Embracing Internet of Things, AI and Big Data Analytics the way forward: Economists - MIDA | Malaysian Investment Development Authority
contrastBtngrayscaleBtn oku-icon


plusBtn crossBtn minusBtn


This site
is mobile


Embracing Internet of Things, AI and Big Data Analytics the way forward: Economists

Embracing Internet of Things, AI and Big Data Analytics the way forward: Economists

21 Dec 2022

Malaysia has to embrace Industrial Revolution 4.0 (IR4.0) wholeheartedly and not in a piecemeal fashion if the country wants to move into a 21st-century-based economy.

Universiti Tun Abdul Razak economist Dr Barjoyai Bardai said when people speak about IR4.0, it may seem confusing to them, but to put it simply, it is about adopting technology which can help them move onto the next stage.

He said the government has been talking about a 21st-century economy for a long time, but it has been very slow in adopting and promoting it.

“IR4.0 is about the Internet of Things, artificial intelligence (AI) and Big Data Analytics. The country lacks the expertise and manpower to quickly implement IR4.0.

“The bulk of the workforce, or about 60%, are unskilled. So, the government needs to upskill them while simultaneously introducing IR4.0. The country needs to invest in digital skills if it wants to move forward.”

Barjoyai said to cut reliance on foreign workforce, for example, plantations and the government can invest in robots to harvest oil palm brunches, adding that huge investments are needed to build, operate and maintain such robots, and many companies are reluctant to make such investments, which are part of IR4.0.

“They feel they can continue to rely on cheap labour, which can be dangerous in the long term. As the world moves forward, we too need to move in tandem by placing importance on technology.”

He pointed out that 3D printers can help companies reduce costs. Machinery parts need to be imported from abroad, but with a 3D printer, the foreign supplier can simply send the parts as a programme that can be downloaded and produced using the 3D printer.

Barjoyai said today, changes are happening fast with IR4.0. With simple instructions, a programme can develop a webpage for content and marketing.

Economy Minister Mohd Rafizi Ramli said Malaysia needs to shift to a 21st-century economy based on digital technologies, added value, creativity, and innovation from an economy based on commodities and low-value manufacturing.

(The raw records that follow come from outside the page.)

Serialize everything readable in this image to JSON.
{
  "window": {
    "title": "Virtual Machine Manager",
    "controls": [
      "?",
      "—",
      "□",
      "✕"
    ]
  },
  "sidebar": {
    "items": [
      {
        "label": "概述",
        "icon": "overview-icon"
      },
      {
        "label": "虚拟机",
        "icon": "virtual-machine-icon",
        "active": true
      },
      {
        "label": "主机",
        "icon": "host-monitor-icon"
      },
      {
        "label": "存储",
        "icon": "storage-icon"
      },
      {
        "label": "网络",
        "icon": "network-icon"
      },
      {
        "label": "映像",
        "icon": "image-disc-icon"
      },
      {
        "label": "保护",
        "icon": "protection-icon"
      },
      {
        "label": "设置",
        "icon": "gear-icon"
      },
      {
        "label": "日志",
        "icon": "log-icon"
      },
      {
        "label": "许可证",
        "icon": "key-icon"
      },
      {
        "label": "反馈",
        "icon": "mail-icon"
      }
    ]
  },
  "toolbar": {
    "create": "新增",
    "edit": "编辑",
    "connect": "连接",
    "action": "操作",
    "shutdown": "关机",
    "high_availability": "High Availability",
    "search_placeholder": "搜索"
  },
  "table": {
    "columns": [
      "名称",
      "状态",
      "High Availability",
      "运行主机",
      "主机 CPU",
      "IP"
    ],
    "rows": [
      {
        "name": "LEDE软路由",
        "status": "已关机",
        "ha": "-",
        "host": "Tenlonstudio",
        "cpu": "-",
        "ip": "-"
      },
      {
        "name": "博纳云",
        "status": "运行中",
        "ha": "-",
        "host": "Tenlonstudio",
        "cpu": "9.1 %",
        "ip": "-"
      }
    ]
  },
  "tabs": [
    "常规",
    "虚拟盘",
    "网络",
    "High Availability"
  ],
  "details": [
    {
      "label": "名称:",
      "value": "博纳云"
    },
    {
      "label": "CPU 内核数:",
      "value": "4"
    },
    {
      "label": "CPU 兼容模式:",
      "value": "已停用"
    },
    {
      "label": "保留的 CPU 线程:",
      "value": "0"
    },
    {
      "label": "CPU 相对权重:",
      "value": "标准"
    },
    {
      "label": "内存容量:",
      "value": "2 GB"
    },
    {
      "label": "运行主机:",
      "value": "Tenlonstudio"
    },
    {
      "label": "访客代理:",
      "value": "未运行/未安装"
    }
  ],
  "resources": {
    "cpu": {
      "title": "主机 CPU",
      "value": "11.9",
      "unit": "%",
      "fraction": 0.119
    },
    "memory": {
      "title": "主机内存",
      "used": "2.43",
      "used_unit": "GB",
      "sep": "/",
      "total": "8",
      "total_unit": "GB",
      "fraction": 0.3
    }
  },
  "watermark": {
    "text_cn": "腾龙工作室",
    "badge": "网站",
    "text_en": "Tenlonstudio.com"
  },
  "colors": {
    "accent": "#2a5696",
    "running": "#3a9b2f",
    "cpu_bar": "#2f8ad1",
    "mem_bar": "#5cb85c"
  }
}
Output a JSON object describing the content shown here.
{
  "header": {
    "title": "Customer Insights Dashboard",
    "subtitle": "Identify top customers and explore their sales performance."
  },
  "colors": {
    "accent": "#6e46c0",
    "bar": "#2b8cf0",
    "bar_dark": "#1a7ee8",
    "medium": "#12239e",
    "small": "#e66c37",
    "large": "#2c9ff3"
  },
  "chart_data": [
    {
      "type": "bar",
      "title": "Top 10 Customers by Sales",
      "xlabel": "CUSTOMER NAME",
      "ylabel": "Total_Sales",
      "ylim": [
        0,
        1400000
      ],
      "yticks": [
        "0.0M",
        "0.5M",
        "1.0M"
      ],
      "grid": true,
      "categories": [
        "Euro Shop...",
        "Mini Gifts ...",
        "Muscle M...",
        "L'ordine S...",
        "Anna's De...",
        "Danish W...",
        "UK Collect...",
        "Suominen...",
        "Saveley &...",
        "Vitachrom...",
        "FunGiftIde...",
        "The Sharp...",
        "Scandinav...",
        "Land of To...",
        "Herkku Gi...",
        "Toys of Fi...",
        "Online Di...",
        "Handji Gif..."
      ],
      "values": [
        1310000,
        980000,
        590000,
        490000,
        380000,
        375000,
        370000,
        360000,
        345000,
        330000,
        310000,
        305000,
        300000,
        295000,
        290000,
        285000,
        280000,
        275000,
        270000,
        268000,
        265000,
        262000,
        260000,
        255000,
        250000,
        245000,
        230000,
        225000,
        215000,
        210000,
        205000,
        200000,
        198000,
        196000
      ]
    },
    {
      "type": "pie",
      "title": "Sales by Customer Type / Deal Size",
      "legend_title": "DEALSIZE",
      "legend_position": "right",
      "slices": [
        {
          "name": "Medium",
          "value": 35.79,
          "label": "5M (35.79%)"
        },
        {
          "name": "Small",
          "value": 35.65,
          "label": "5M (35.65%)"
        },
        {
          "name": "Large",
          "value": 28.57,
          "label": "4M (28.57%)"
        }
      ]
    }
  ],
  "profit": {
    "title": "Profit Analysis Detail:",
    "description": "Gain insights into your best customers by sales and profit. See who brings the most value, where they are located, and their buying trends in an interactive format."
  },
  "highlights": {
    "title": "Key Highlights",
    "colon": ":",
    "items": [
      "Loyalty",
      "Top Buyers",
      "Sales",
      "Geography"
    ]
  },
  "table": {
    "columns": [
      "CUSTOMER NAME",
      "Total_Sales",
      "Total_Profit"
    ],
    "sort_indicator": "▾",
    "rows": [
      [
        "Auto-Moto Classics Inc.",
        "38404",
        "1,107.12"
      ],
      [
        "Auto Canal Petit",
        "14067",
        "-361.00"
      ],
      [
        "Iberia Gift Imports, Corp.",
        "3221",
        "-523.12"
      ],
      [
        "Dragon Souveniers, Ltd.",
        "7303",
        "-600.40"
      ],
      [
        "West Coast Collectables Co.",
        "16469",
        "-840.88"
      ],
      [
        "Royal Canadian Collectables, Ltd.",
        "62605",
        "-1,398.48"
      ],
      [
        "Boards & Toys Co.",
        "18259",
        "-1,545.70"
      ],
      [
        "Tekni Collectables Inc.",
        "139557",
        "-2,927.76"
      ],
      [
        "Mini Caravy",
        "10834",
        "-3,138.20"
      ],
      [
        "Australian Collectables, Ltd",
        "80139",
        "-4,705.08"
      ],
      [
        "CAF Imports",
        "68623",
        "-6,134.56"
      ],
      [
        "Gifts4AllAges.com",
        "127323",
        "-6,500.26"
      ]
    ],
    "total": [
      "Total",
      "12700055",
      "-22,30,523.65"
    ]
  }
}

On Monday, he expressed hope that within the next five years, we can shift the government’s dependence from only a few financial sources to a combination of stronger, sustainable, diverse and progressive sources of income.

Mohd Rafizi said Malaysia needs to build an economic ecosystem that is fair to workers and offers wages that are commensurate with qualifications and experience so that the country has mobility and marketability opportunities up to the international level.

SME Association of Malaysia president Ding Hong Sing said his association realises the importance of IR4.0 but many SMEs are small-scale operations that do not have the funds to invest in it.

He said state-of-the-art machines can take SME production to a higher level, but the cost of such machines is about RM500,000, which is beyond the affordability of SMEs.

“The government must help SMEs transit to IR4.0. At the moment, most SMEs are at 1.0 and need to move to 2.0 before getting involved in IR4.0, which could take a few years.”

Ding said the government needs to provide finance to SMEs to help them buy IR4.0 machines and tools.

Universiti Utara Malaysia economics professor Dr K. Kuperan Viswanathan said IR4.0 technologies are developing at such a fast pace that at present, it is a catch-up game for not only Malaysia but also many other countries.

He said the pace of technology development is so fast that even highly educated people and those who know about IR4.0 are finding it hard to keep up with the changes.

It is important for the Education Ministry to determine how it can help students embrace IR4.0 and its rapid advances.

“The 21st-century economy is all about the digital economy and how a country can harness it and sell services created by IR4.0 to a worldwide audience. The digital economy can cover the medical, education and services sectors too. If the country has specialised tutors in certain fields, content can be created and sold to those who lack such expertise.”

He said today, it is all about doing things in real time, which forms the core of IR4.0.

Kuperan added that to get Malaysians to embrace the digital economy, the government needs to improve workers’ skill sets to help meet the coming challenges.

“The government needs to make funds available to SMEs to help them enter the IR4.0 age and ensure the funds reach those who need them.

“The cost of investing in IR4.0 technology is very high. Therefore, SMEs must find ways to share the machines when there is downtime to help reduce purchase costs.”

Source : The Sun Daily